Forwarded by John Worrell Monday March 24 1997
PLO Rejects Israeli Security Demands
JERUSALEM (Reuter) - The Palestinian Authority Monday rejected Israel's demand it crack down on Muslim militants and said it had suspended security ties with the Jewish state amid Israeli fears of more suicide bombings.
Hundreds of Palestinian demonstrators clashed with Israeli troops in the West Bank and soldiers shot and wounded an Arab at a Gaza Strip roadblock on the fifth straight day of violence.
Israeli security forces remained on alert for attacks by Palestinian militants three days after a suicide bomber killed three women in a Tel Aviv cafe.
Israel demanded on Sunday that the PLO rein in militants following Friday's blast claimed by the Islamist group Hamas.
"We will not accept or deal with the Israeli conditions and will treat them as if we didn't hear them," Palestinian Preventive Security chief in the Gaza Strip Mohammad Dahlan told a news conference.
Israel also demanded the Palestinian Authority increase security cooperation, which Israel's military intelligence chief said Palestinians had conditioned on a change in Israeli settlement policy.
"We stopped both security activities and intelligence cooperation as a result of the Israeli violations of the agreement by continuing to establish settlements," Dahlan said.
Hamas has threatened more suicide bombings if Israel presses ahead with the construction, begun last week, of a Jewish settlement in Arab East Jerusalem, which the PLO wants as capital of a future Palestinian state.
Hamas said the Middle East peace process was dying and it was time to deliver the final blow.
"We in the Islamic Resistance, Hamas, call upon our people and all Islamic, Palestinian, and Arab forces to deliver the mercy bullet to the dying peace process, and to unite efforts in resisting the criminal plots of the enemy," Hamas said in a statement faxed to an international news agency in Beirut.
Israeli Foreign Minister David Levy criticized Palestinian President Yasser Arafat for trotting the globe while peace moves remained mired in crisis.
"Arafat must understand that the problems won't be solved in international arenas.

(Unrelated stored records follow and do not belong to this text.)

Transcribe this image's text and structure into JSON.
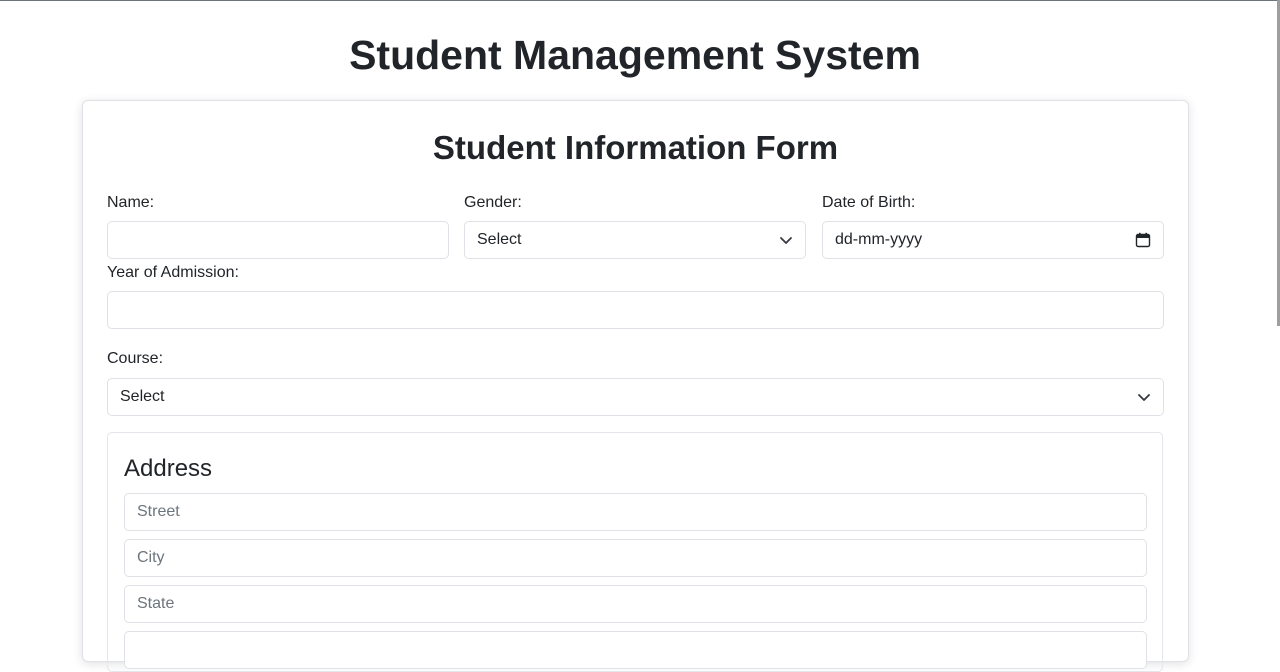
{
  "page": {
    "title": "Student Management System"
  },
  "form": {
    "title": "Student Information Form",
    "name": {
      "label": "Name:",
      "value": ""
    },
    "gender": {
      "label": "Gender:",
      "selected": "Select"
    },
    "dob": {
      "label": "Date of Birth:",
      "placeholder": "dd-mm-yyyy"
    },
    "year_of_admission": {
      "label": "Year of Admission:",
      "value": ""
    },
    "course": {
      "label": "Course:",
      "selected": "Select"
    },
    "address": {
      "title": "Address",
      "street_placeholder": "Street",
      "city_placeholder": "City",
      "state_placeholder": "State"
    }
  },
  "icons": {
    "select_chevron": "chevron-down-icon",
    "date_picker": "calendar-icon"
  }
}
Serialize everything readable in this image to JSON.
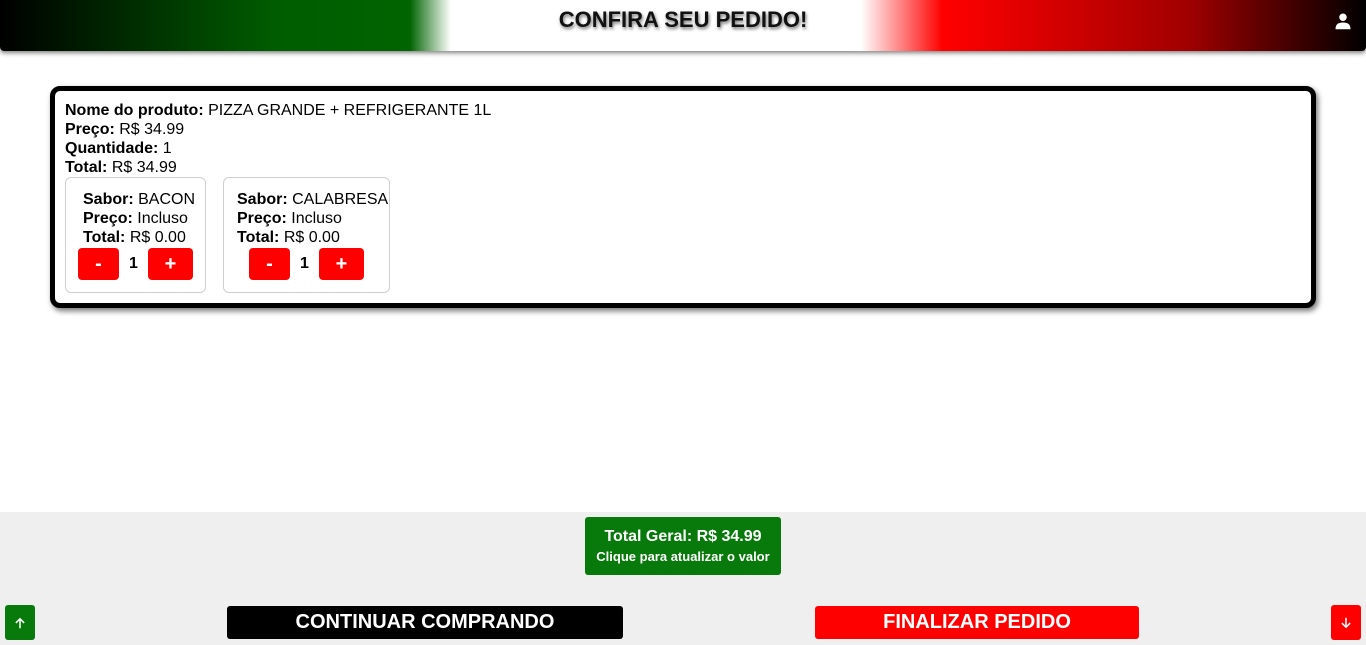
{
  "header": {
    "title": "CONFIRA SEU PEDIDO!",
    "user_icon": "user-icon"
  },
  "cart": {
    "item": {
      "name_label": "Nome do produto:",
      "name_value": "PIZZA GRANDE + REFRIGERANTE 1L",
      "price_label": "Preço:",
      "price_value": "R$ 34.99",
      "quantity_label": "Quantidade:",
      "quantity_value": "1",
      "total_label": "Total:",
      "total_value": "R$ 34.99"
    },
    "flavors": [
      {
        "flavor_label": "Sabor:",
        "flavor_value": "BACON",
        "price_label": "Preço:",
        "price_value": "Incluso",
        "total_label": "Total:",
        "total_value": "R$ 0.00",
        "minus_label": "-",
        "qty": "1",
        "plus_label": "+"
      },
      {
        "flavor_label": "Sabor:",
        "flavor_value": "CALABRESA",
        "price_label": "Preço:",
        "price_value": "Incluso",
        "total_label": "Total:",
        "total_value": "R$ 0.00",
        "minus_label": "-",
        "qty": "1",
        "plus_label": "+"
      }
    ]
  },
  "footer": {
    "grand_total": "Total Geral: R$ 34.99",
    "update_hint": "Clique para atualizar o valor",
    "continue_label": "CONTINUAR COMPRANDO",
    "finish_label": "FINALIZAR PEDIDO",
    "scroll_up_icon": "arrow-up-icon",
    "scroll_down_icon": "arrow-down-icon"
  },
  "colors": {
    "green": "#087a0b",
    "red": "#ff0000",
    "black": "#000000",
    "footer_bg": "#efefef"
  }
}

He must be here to decide which path he takes," Levy told Israel Radio as Arafat arrived in Sri Lanka on the fourth day of a nine-day tour.
Arafat was in Islamabad on Sunday where a one-day summit of the 54-member Organization of the Islamic Conference condemned "Israel's persistence in its settlement expansionist policies" in Jerusalem and the rest of the occupied territories.
He visited Egypt and Oman before Pakistan and was due to travel to South Africa and Morocco before returning home.
Prime Minister Benjamin Netanyahu, elected last May promising more security for Israelis, has blamed Arafat for giving Islamic militants a "green light" to launch attacks against the Jewish state. Arafat denies the charge.
Arafat, speaking in Sri Lanka on Monday, blamed Israel for violating peace agreements and called on the international community "to protect the peace of the brave."
He told a public meeting: "We talk about peace in spite of tragedies because we know the alternative is a real disaster in the Middle East, not only for us but for the whole area."
France urged Israel to stick to the Oslo peace accords signed with the Palestinians in 1993, saying this was the only way of ending violence.
"It is our conviction that the Palestinian question must be rapidly given a fair and lasting solution. That must be achieved through the full implementation of the Oslo accords," Foreign Ministry spokesman Jacques Rummelhardt told reporters in Paris.
In Cairo, thousands of Egyptian students chanted anti-Israeli and anti-American slogans in a demonstration against Israel's policies in Jerusalem.
Clashes erupted in an Israeli-controlled enclave in Bethlehem where hundreds of Palestinians threw gasoline bombs and rocks at Israeli soldiers guarding the tomb of the biblical matriarch Rachel.
The troops responded with rubber bullets and teargas. No serious injuries were reported.
Similar clashes also erupted in Hebron, site of fierce confrontations at the weekend, witnesses said.
In the southern Gaza Strip, Israeli soldiers shot and wounded a Palestinian who the army said tried to run a military roadblock. A Palestinian police official accused the soldiers of opening fire too quickly and said the man, riding a cart, had been shot twice in the back.